The key to winter driving is preparation. It is not only cautious driving that prevents car accidents, but also a well-prepared driver. The first item that is key to have in your vehicle is an ice scraper. An ice scraper is perhaps one of the most important winter tools. It is important that all of your windows are clean and clear of ice or snow before driving. Too many car accidents are caused by limited visibility through the vehicle’s windows due to ice or snow. Good visibility equals good situational awareness, which is an important component of safe driving.

Next, it is always wise to have a bag of cat litter or sand in your vehicle. Sand or cat litter is used in case of getting stuck somewhere due to lack of traction between your tires and the roadway.
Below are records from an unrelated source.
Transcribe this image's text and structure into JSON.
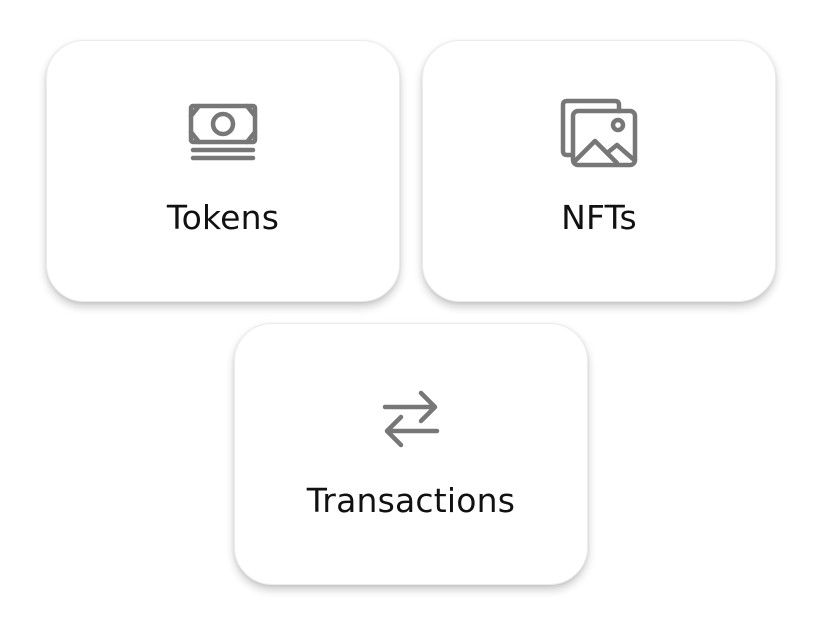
{
  "cards": [
    {
      "label": "Tokens",
      "icon": "banknote-icon"
    },
    {
      "label": "NFTs",
      "icon": "images-icon"
    },
    {
      "label": "Transactions",
      "icon": "arrows-left-right-icon"
    }
  ],
  "colors": {
    "icon": "#777777",
    "text": "#111111",
    "card_background": "#ffffff"
  }
}
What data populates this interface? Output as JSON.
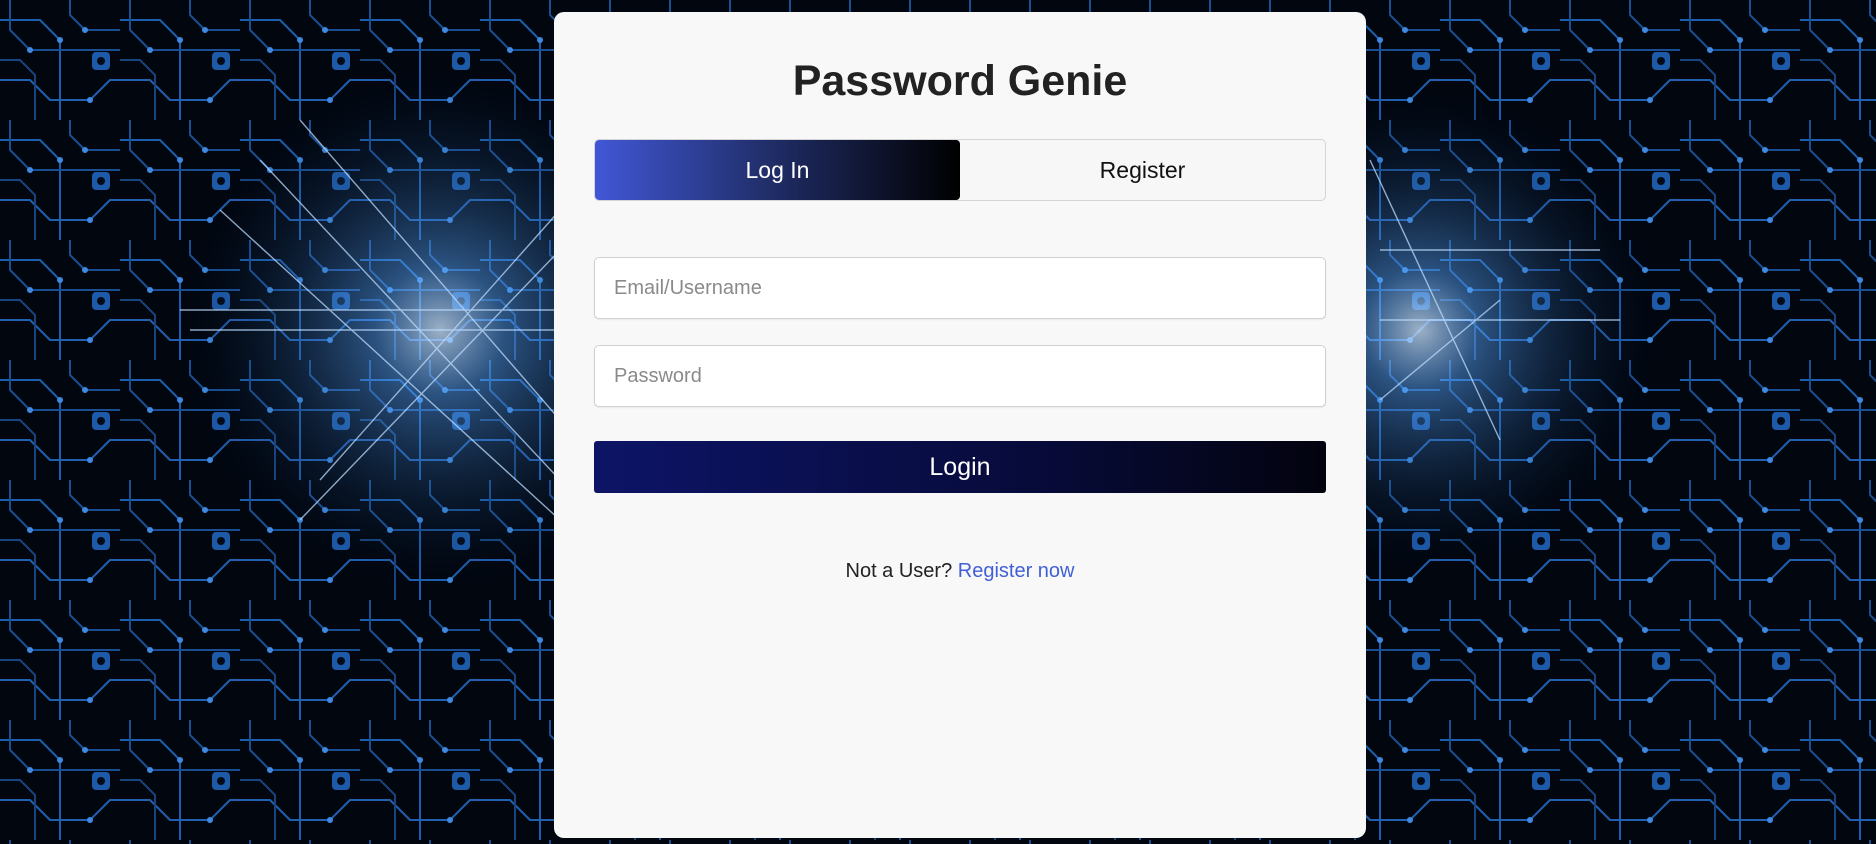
{
  "app": {
    "title": "Password Genie"
  },
  "tabs": [
    {
      "label": "Log In",
      "active": true
    },
    {
      "label": "Register",
      "active": false
    }
  ],
  "form": {
    "email_placeholder": "Email/Username",
    "email_value": "",
    "password_placeholder": "Password",
    "password_value": "",
    "submit_label": "Login"
  },
  "footer": {
    "prompt": "Not a User?",
    "link_label": "Register now"
  },
  "colors": {
    "tab_gradient_start": "#4157d6",
    "tab_gradient_end": "#000000",
    "button_gradient_start": "#0d1466",
    "button_gradient_end": "#03030f",
    "link": "#4260d6",
    "card_background": "#f8f8f8",
    "page_background": "circuit-board-blue"
  }
}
If you do get stuck with your wheels spinning (figuratively and literally), throw some sand or cat litter under your tire to gain traction and get out of the mess you are in.

Along similar lines, carry water in your car, especially if you take a road trip through areas of New Mexico that are more susceptible to icy and snowy roads. If you run off the road or get stranded for any period of time it is important to have water. You can survive a while without food, but water is a crucial element for life and your body cannot make it too long without it. It is not a bad idea to keep drinking water in your car all year round as well.

Preparation is key for a safe road trip. If you are properly prepared for the worse-case scenario you can make a good outcome out of a bad situation.

If you are traveling outside an area where you commonly drive (e.g. you live in Albuquerque, but traveling to Taos), it is crucial to know the road conditions and weather warnings for that area. Car and truck accidents are common due to people driving in areas that have unfamiliar roadway conditions. Weather extremes have become commonplace in the United States, and New Mexico is no exception. Unfortunately, it is extreme weather conditions that are often contributing factors to horrible car, truck, and motorcycle crashes. Death and serious injuries due to ice on roadways (often invisible while driving) is common every winter, but most times the tragedies are avoidable.

Here are some driving tips for winter weather driving. First, drive slowly and with caution. Any time of the year, but most importantly in the winter, you should drive at a speed that is safe and suitable for the weather and roadway conditions. Speeding kills on warm, sunny days, and the likelihood of occurrence only gets greater when weather is poor.

Next, understand that sudden acceleration and deceleration on icy roads is dangerous and can cause you to lose control of your vehicle. Momentum on icy roads is a good thing. Careful momentum can help you keep control of your vehicle. Safe distances from other vehicles on the road will help prevent the need for sudden braking. However, keep in mind, that vehicle spacing is not limited to the front of your vehicle, but in all directions. You need to ensure that you are a safe distance so you can stop in time, but also, that you are a safe distance from the vehicle behind you so they don’t hit you either. Remember, on icy or snowy roads, a vehicle’s stopping distance is extended exponentially.

Lastly, you may just want to avoid dangerous road conditions altogether. Easier said than done, I know. But, when the roads are iced over, maybe it’s best to wait until the sun comes out and melts the ice. I understand that this is not always feasible, but at least think about it before deciding to drive in icy conditions.